▶ Task requirements: Every line of the listing that contains the word "Education" is to be copied out.

▶ Material provided:
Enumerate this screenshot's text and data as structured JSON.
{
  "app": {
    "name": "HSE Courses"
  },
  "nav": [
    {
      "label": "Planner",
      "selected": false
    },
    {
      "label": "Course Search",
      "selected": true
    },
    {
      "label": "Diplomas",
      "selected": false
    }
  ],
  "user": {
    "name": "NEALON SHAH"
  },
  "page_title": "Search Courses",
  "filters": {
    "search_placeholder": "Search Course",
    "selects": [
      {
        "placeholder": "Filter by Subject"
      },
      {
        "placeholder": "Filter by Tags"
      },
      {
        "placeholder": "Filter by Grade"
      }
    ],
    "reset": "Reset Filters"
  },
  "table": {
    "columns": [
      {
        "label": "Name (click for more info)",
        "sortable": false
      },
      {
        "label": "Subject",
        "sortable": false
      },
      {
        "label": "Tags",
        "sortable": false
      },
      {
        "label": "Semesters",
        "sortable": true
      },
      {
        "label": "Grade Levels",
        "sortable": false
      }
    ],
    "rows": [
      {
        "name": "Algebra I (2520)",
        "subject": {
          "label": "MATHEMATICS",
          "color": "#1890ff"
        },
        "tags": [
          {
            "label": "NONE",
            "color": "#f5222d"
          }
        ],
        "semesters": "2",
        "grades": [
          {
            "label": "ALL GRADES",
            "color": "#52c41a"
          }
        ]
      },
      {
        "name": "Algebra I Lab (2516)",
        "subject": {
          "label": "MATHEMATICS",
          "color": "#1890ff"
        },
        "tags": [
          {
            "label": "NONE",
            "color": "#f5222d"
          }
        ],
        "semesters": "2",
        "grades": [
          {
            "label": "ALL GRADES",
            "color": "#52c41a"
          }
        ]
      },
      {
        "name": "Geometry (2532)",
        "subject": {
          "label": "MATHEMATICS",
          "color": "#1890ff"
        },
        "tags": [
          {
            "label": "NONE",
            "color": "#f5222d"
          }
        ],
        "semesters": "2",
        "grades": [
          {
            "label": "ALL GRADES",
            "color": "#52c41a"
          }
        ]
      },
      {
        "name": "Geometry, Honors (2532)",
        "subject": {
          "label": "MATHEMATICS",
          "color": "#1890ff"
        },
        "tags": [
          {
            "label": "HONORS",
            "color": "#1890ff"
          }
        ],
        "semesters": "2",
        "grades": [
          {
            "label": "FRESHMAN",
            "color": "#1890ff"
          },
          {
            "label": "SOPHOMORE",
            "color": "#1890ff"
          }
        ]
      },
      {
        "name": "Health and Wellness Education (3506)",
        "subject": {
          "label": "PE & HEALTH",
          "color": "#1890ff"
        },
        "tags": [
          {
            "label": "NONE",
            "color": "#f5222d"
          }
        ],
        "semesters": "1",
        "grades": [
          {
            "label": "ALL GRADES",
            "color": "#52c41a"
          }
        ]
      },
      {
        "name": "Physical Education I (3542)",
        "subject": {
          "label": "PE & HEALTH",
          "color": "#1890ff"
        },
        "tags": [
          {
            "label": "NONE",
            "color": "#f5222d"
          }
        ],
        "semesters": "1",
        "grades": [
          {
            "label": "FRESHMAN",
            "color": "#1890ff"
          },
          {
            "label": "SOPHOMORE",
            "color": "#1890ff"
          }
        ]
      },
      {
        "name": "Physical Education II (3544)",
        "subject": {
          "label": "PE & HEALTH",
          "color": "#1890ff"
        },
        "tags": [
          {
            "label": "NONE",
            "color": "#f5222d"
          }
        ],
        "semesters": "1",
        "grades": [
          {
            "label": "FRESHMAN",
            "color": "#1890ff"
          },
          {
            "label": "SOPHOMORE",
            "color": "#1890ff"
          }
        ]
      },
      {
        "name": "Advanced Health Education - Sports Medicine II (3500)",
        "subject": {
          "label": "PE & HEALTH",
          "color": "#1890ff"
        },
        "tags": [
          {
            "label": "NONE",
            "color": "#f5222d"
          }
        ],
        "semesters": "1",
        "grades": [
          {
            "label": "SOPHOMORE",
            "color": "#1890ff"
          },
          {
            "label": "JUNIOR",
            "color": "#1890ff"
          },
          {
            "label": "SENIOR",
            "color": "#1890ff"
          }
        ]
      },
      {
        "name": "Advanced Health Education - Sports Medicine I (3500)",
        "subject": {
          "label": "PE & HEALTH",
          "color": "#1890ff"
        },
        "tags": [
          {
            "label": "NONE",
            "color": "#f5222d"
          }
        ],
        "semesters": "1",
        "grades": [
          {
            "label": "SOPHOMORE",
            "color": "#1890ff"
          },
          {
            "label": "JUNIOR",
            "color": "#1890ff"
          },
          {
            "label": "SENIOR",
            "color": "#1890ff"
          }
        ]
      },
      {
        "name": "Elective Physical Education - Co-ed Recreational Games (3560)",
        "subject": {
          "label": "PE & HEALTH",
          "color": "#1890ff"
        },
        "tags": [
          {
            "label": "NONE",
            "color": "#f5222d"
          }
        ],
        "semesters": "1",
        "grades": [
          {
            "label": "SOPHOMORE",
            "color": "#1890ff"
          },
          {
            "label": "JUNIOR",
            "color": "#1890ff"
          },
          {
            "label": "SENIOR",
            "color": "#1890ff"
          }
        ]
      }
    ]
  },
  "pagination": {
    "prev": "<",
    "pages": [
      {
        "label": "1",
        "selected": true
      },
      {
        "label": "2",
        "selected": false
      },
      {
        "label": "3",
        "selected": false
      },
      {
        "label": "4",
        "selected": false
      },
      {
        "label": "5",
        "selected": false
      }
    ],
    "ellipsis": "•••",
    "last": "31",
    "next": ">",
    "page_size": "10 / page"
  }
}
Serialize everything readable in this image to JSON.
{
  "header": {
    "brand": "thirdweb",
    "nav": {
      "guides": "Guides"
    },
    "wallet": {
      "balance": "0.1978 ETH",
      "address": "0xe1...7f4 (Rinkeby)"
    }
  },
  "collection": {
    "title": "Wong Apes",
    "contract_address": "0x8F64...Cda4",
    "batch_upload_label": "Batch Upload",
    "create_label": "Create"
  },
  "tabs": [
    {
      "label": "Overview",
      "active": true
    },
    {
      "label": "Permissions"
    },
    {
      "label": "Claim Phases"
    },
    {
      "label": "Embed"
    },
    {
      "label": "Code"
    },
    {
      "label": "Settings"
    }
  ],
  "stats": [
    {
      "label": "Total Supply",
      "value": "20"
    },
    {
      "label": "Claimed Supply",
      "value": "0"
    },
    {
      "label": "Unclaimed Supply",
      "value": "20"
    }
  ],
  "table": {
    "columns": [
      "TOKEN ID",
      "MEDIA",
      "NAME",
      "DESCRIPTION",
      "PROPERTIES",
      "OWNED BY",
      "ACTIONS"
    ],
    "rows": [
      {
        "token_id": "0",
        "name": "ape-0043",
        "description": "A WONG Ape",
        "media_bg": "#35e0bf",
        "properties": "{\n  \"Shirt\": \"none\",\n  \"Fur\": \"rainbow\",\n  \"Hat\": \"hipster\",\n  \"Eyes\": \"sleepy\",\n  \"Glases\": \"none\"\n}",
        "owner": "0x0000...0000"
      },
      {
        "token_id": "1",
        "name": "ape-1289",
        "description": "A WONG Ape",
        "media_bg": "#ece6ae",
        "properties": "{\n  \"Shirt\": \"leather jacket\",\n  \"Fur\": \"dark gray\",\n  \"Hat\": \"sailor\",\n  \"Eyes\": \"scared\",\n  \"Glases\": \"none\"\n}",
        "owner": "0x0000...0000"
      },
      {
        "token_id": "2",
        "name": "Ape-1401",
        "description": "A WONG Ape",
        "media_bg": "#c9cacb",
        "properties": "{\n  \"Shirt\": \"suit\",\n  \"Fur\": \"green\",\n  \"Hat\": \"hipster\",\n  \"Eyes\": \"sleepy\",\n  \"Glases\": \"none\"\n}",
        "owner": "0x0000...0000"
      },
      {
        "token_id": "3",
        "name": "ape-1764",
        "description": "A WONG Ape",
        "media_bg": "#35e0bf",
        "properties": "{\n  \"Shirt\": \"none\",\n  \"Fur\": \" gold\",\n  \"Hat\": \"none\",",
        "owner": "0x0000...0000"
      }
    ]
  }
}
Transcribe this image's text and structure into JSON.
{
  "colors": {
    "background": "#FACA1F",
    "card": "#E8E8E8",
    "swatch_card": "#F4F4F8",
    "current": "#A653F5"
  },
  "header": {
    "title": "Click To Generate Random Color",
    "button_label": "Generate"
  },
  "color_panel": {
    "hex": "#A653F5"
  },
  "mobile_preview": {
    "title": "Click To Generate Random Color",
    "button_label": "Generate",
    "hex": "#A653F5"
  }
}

▶ Expected output:
        "name": "Health and Wellness Education (3506)",
        "name": "Physical Education I (3542)",
        "name": "Physical Education II (3544)",
        "name": "Advanced Health Education - Sports Medicine II (3500)",
        "name": "Advanced Health Education - Sports Medicine I (3500)",
        "name": "Elective Physical Education - Co-ed Recreational Games (3560)",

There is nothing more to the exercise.